Prompt = If a line in the data holds "Home", copy that line out in full.

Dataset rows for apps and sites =
# # # # # # #

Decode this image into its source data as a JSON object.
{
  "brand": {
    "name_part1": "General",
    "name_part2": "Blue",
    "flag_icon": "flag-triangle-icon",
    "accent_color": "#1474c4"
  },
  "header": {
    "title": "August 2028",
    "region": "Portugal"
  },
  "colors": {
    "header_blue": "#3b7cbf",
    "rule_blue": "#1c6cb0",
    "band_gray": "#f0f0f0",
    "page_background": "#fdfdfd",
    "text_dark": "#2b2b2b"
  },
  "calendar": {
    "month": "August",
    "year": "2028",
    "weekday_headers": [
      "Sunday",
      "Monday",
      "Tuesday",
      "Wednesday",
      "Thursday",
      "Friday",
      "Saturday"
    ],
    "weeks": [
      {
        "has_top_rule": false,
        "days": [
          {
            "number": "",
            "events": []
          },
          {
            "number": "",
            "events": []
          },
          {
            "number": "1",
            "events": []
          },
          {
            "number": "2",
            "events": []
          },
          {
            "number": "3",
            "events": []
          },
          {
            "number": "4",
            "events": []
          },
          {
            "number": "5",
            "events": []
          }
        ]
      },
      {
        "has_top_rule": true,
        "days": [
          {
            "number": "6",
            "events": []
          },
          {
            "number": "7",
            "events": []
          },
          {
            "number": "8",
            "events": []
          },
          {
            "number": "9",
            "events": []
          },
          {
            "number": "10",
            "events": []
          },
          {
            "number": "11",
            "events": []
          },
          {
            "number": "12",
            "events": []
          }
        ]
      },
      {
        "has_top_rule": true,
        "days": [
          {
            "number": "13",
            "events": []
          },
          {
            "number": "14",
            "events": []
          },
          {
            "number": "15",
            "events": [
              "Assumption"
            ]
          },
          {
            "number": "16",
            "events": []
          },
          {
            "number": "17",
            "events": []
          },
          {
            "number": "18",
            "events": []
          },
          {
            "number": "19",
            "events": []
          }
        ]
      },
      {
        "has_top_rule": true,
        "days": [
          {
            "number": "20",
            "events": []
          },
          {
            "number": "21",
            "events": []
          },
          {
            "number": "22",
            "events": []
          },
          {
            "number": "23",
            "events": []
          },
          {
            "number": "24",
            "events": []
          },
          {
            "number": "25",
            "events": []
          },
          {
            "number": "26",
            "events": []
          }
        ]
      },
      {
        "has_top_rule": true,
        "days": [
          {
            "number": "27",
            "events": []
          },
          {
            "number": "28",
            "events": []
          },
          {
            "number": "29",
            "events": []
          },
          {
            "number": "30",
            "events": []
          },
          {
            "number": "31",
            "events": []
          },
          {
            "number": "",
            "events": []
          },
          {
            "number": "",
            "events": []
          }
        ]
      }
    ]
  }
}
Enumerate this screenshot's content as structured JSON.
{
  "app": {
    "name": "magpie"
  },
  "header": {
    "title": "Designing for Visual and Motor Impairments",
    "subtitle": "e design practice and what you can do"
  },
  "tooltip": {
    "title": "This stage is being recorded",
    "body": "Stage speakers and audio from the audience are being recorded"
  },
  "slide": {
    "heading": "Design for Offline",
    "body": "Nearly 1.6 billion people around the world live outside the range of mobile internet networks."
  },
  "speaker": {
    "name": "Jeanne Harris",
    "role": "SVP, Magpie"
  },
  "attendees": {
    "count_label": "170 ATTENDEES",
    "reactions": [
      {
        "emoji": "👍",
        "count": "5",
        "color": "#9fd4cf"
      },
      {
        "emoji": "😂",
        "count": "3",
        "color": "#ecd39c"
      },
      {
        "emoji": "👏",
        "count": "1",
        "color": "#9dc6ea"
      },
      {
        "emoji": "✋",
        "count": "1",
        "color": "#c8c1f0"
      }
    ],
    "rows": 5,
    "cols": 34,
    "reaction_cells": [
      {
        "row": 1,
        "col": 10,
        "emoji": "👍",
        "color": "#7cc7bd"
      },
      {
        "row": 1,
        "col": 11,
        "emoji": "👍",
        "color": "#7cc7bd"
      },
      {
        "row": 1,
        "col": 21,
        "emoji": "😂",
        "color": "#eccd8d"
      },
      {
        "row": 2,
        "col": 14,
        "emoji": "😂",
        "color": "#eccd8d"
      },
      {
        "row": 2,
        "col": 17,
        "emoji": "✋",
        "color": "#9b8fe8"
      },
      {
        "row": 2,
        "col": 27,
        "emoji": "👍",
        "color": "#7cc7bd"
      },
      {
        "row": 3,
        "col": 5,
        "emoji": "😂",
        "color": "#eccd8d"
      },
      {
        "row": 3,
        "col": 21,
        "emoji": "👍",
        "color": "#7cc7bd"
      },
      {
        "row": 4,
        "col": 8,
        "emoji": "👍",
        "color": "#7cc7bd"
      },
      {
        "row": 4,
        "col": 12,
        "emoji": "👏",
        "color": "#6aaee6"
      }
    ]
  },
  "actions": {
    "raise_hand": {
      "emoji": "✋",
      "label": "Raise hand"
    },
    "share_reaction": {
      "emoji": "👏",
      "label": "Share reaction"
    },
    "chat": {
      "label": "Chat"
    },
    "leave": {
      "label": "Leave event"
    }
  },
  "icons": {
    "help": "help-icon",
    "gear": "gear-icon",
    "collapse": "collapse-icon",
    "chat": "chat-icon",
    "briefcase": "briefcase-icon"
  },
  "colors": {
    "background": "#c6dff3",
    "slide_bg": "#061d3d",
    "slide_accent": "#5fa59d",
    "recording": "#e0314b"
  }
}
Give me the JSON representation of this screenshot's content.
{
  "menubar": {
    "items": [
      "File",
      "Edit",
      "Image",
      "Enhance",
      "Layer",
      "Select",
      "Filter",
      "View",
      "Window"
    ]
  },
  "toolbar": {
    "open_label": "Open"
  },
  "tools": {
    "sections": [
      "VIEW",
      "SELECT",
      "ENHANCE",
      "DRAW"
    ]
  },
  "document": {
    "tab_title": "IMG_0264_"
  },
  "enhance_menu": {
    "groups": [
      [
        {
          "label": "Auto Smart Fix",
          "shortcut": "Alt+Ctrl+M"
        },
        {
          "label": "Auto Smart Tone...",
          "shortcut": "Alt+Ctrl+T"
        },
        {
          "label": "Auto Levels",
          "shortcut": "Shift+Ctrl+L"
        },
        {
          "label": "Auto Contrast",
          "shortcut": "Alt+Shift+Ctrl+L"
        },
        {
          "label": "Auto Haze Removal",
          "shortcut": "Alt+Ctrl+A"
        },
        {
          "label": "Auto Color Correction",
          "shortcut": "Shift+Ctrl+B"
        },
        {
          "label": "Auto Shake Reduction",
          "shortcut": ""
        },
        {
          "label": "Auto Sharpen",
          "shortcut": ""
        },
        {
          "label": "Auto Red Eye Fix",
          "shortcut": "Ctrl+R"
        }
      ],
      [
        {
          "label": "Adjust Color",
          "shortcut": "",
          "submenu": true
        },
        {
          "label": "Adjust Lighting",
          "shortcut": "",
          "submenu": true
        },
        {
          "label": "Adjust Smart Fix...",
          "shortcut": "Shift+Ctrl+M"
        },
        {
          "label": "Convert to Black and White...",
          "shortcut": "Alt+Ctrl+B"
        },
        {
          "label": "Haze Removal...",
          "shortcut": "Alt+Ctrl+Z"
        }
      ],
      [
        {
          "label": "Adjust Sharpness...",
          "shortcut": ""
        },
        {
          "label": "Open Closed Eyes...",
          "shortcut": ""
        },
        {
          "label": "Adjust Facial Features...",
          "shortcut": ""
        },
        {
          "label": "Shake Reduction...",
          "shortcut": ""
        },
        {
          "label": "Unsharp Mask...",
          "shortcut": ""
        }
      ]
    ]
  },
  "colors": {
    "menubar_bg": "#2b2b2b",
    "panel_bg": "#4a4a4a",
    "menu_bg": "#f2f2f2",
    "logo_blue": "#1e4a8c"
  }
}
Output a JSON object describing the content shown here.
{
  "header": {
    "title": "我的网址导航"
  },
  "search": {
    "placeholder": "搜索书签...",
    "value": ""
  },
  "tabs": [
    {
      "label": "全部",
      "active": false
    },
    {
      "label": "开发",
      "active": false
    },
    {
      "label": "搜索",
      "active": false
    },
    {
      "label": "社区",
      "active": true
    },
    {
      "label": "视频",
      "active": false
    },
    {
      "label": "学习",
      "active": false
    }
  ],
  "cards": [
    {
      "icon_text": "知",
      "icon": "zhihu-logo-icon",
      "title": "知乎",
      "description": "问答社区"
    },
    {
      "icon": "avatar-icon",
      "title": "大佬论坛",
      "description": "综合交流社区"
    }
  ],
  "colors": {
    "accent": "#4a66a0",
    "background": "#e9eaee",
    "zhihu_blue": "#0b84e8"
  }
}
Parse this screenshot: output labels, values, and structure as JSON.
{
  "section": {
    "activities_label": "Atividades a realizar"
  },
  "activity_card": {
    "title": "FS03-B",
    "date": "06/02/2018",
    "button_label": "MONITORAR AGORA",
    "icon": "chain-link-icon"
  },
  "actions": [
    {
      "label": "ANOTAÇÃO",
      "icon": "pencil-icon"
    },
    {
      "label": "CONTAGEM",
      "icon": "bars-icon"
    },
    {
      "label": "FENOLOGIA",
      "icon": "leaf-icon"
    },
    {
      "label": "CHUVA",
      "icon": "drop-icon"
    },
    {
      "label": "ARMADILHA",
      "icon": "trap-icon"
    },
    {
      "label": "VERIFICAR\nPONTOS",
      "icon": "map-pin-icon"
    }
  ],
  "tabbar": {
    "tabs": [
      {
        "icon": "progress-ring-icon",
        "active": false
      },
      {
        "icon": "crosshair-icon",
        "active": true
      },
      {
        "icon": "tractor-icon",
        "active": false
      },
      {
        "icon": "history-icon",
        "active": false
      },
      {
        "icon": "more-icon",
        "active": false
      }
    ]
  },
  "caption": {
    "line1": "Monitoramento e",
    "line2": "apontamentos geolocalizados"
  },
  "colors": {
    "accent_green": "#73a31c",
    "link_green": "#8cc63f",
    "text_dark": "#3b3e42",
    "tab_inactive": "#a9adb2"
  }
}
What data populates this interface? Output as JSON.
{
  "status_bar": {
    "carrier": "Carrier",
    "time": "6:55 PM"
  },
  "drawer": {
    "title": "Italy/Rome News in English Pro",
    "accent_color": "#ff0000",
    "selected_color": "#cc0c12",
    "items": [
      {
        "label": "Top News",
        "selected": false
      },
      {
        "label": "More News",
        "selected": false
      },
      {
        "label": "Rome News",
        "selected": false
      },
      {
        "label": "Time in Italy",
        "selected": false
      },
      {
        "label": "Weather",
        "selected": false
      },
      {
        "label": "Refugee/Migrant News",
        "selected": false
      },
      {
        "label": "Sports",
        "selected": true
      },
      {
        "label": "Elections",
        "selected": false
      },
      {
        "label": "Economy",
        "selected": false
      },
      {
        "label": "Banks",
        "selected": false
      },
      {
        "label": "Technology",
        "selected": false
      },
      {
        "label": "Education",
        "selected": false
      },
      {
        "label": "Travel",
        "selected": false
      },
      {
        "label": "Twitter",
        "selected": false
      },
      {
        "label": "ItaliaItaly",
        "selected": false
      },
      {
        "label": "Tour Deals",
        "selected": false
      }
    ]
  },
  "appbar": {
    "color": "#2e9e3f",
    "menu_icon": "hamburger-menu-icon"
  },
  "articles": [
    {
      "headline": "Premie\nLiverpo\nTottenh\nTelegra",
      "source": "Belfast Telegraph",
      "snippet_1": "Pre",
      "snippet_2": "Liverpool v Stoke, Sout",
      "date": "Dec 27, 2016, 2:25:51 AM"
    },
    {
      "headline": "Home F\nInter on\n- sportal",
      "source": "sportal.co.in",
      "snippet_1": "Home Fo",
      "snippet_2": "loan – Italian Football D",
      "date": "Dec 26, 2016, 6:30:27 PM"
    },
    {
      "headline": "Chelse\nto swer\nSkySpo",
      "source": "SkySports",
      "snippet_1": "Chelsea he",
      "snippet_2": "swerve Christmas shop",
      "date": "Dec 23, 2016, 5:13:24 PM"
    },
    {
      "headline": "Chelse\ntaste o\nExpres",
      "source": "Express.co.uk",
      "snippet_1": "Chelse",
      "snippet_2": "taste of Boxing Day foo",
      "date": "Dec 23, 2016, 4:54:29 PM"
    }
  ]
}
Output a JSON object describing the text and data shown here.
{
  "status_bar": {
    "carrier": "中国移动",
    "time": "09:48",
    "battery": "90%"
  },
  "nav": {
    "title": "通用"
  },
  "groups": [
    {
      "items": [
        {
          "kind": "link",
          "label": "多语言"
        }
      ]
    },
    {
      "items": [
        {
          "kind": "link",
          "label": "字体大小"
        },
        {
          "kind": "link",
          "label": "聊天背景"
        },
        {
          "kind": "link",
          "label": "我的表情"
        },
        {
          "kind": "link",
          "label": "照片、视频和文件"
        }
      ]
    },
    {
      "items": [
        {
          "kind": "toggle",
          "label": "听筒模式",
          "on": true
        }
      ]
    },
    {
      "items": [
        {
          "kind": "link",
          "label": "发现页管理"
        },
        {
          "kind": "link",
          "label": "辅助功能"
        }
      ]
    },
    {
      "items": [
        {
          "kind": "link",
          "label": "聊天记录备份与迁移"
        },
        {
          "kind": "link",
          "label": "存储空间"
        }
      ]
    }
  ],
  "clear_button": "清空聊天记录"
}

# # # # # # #

Answer space =
      "headline": "Home F\nInter on\n- sportal",
      "snippet_1": "Home Fo",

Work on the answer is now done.